Kung Hei Fat Choy! Wish you all a prosperous and sated stomach in the Year of Rooster.
In less than two days we Chinese will bade au revoir to the Year of Monkey and greet salut to the Year of Rooster (probably with some firecrackers too): Tuesday is the Eve while Wednesday the first day of the latter(to learn more about the Chinese Horoscope, check here, to get a grasp of the your fortune in the year of Rooster, click here).
When is better then, to have the auspicious food for this very festival -- the Chinese New Year -- explained than now? I guess what is unique in Chinese culinary culture, when compared with others, is that we very often eat food in contextual way. We eat a food very often because of its name, its outlook and its association with good things in life, rather than its taste. Yes, when it comes to food, we are super superstitious!
Some food are eaten for their names while some simply because they "got the look." Lets have the mojo of Chinese food decoded one by one.
Eat it because of phonetic similarity:
The Apple: the first part of it is pronounced as "ping" in Chinese, homophone to the word "safe."
The Banana: the second part of it is pronounced as "jiu," homophone to the word "embrace," hence eating it symbolizes embracing good things in life, especially money.
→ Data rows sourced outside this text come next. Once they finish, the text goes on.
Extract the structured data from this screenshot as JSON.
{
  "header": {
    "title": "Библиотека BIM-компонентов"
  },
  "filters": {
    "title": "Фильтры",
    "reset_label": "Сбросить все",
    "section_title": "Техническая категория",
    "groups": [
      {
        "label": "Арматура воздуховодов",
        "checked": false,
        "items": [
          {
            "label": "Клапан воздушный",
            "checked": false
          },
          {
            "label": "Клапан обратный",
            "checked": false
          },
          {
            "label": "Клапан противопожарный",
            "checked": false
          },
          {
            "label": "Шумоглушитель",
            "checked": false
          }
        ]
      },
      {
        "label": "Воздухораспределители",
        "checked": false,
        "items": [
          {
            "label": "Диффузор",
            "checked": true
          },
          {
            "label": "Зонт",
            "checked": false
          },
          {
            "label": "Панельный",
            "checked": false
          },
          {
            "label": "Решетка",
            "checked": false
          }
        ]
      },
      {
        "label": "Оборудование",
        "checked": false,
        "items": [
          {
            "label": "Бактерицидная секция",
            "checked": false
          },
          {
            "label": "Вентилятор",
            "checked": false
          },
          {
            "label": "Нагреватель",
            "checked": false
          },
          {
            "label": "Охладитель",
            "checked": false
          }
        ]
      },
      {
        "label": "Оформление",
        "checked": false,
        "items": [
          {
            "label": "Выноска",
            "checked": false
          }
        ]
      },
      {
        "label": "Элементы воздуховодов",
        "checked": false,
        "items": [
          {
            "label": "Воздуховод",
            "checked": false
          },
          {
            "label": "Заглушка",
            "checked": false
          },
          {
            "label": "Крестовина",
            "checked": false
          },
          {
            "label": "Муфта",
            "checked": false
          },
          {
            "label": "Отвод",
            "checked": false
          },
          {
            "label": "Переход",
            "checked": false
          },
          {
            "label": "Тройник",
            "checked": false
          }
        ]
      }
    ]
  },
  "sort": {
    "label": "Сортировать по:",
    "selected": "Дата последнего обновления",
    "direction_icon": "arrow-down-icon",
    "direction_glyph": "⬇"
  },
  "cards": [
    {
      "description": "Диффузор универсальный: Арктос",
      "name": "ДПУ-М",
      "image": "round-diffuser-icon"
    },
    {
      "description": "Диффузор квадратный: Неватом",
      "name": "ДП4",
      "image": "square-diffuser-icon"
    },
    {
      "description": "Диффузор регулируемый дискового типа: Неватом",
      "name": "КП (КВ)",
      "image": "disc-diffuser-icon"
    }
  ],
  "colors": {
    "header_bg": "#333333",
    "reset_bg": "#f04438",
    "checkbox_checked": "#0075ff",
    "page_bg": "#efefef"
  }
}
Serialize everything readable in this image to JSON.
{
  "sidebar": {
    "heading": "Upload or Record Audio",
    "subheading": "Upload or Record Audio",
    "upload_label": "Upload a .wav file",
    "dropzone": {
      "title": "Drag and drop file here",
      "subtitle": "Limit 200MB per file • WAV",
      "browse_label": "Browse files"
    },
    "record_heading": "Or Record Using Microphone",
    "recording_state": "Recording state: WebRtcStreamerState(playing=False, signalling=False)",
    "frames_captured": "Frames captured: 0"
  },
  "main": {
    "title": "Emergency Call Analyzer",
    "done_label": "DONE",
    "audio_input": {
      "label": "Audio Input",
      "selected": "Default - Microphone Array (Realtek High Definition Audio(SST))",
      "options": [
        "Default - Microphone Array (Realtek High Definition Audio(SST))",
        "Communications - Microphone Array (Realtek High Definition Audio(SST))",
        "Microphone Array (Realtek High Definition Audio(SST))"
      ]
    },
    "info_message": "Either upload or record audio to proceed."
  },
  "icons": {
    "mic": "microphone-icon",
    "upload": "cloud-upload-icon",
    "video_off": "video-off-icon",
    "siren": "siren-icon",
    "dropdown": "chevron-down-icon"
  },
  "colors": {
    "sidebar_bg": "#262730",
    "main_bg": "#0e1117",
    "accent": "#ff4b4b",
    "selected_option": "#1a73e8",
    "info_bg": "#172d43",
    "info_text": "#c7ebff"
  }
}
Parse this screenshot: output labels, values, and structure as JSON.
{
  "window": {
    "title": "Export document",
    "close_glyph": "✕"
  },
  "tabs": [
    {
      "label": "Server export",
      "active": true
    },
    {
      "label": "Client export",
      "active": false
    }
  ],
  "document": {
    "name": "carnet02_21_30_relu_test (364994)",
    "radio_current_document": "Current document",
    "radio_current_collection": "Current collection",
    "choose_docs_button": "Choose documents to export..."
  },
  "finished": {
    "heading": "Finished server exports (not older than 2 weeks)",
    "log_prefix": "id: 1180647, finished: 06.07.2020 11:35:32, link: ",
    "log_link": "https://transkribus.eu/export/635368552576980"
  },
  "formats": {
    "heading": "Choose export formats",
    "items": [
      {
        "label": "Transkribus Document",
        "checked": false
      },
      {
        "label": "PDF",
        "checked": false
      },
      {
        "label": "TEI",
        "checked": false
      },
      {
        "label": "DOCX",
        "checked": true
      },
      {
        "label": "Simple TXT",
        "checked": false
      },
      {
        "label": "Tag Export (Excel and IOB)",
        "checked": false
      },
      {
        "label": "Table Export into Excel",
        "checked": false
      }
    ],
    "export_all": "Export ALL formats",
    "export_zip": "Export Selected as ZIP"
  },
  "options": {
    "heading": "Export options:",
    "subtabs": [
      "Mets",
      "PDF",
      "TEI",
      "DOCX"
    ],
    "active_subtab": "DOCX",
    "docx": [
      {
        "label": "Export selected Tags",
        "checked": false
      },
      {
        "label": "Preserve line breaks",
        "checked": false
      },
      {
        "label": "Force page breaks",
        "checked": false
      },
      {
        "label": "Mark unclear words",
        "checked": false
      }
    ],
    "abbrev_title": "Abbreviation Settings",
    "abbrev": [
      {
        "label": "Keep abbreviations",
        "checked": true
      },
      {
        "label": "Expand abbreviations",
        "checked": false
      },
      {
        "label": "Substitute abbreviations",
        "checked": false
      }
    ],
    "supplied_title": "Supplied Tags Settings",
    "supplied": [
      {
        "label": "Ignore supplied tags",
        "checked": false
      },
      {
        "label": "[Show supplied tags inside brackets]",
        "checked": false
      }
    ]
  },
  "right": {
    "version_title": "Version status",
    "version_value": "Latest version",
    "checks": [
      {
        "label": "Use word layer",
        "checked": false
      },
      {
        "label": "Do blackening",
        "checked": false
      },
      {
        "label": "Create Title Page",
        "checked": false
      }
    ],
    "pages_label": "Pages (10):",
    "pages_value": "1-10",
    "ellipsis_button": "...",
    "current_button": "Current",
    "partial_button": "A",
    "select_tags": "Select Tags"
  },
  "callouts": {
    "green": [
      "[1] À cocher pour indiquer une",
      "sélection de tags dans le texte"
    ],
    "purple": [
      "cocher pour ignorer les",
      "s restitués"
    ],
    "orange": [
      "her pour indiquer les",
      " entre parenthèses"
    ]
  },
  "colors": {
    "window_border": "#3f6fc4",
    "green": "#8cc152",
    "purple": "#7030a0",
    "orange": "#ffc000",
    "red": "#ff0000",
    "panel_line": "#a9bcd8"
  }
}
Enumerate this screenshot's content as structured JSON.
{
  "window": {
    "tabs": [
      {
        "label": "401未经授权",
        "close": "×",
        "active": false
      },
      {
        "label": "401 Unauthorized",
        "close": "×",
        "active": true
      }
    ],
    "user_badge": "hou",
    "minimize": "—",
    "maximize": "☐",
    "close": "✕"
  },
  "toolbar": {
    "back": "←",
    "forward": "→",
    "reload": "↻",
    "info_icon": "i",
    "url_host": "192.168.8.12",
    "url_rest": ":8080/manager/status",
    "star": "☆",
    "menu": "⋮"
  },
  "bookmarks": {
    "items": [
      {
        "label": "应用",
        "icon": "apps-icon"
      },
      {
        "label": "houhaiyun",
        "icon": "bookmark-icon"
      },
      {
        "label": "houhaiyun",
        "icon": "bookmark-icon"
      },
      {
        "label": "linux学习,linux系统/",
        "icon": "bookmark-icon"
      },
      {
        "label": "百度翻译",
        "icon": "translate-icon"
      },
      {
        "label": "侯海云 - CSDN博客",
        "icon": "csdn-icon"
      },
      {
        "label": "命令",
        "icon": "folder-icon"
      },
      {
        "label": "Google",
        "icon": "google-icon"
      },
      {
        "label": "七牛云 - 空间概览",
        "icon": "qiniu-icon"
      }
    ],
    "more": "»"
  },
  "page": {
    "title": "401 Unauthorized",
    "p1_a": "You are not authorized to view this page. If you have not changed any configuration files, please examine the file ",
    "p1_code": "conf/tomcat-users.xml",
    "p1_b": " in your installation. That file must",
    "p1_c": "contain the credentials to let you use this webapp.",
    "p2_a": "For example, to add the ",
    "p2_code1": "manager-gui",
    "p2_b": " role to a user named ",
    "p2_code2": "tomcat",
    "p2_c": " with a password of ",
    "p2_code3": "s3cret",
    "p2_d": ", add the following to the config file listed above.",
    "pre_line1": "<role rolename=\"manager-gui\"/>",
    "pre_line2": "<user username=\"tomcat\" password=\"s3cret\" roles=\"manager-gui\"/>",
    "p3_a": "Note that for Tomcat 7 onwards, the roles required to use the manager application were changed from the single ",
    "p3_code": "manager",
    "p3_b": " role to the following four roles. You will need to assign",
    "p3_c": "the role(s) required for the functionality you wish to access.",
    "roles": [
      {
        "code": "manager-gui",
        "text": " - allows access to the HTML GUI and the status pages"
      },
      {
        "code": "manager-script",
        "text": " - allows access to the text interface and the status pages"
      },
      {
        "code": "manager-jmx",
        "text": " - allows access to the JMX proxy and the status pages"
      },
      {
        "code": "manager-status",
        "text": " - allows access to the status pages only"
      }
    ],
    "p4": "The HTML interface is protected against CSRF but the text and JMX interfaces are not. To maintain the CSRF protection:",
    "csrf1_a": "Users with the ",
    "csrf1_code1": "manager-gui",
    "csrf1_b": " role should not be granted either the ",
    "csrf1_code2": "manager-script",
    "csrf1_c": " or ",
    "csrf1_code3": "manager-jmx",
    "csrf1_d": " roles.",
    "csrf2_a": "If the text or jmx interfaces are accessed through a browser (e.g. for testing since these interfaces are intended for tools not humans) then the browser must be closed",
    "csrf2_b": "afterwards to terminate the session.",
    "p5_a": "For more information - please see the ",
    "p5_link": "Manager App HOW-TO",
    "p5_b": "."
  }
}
The Fish: it is pronounced as "yu" in Chinese, homophone to the word "surplus." We eat fish on the first day of Chinese New Year and we never, never finish the fish. We always leave some bits of it on the plate so as to symbolize there's surplus in our house in the coming year.
The Rice Cake: you may also call it rice pudding or Chinese New Year rice cake. It's pronounced as "ling gou," which sounds the same as the word "year's high." Grown-ups eat this with the hope to reaching new height in their career or production while the growing ups eat this to becoming taller in the coming year. The traditional ones are made in round shape like a cake. But pictured here is a special edition, providentially made to form for the New Year: a crossover of two lucky contexts: "gou" and "yu." As far as food goes, it is the luckiest one can get...
The Peanut: called "fa san" in Cantonese or "hua sun" in Mandarin. Either way, the ending half shares the same pronunciation as the word "live." Thus, it is eaten for longevity.
The Lettuce: pronounced as "san choy," homophone to the words "gaining money."
The Black Moss: pronounced as "fat choy," homophone to the words "getting rich."
The Dried Oyster: pronounced as "ho sei," homophone to the word "booming market."
The Pig's Tongue: pronounced as "lee," homophone to the word "profit."
Seeds of Melon: pronounced as "gua tze." "Tze" is homophone to the word "offspring" in Chinese. Couples eat it with the hope to become parents next year.
Eat it for because of the look:
The Dumplings: pronounced as "chiotze" in Mandarin. It's shape resembles that of the gold ingots. The myth has it that the more you eat in CNY, the richer you'll be in the coming year. In Beijing, people there play the trick in a more subtle way. Wok-fuls of dumplings are served as in every festivals. However, in Chinese New Year, some dumplings are placed with sugar in the fillings, some with peanuts and one, only one, with a gold coin. For those who end up with the sugared one in their bowls, it is believed that they will have sweet life ahead; those with peanuts longevity and for the lucky glutton with the gold coin, a profitable year ahead.
The Sesame Cookie: the middle part of the cookie is fried to cracked, akin a face "cracking a laugh." Its name in Chinese literally means "laughing dates." Dates for its size and laughing for its appearance, I guess...
The Sweetened Glutinous Rice Dumpling: the sweeten dumpling is round in shape. In Chinese culture, deeply influenced by the Daoist, round shape has the meaning of perfect, harmony and completeness. We eat it in family reunion and festivals with the hope to have the whole family in perfect harmony in the year ahead.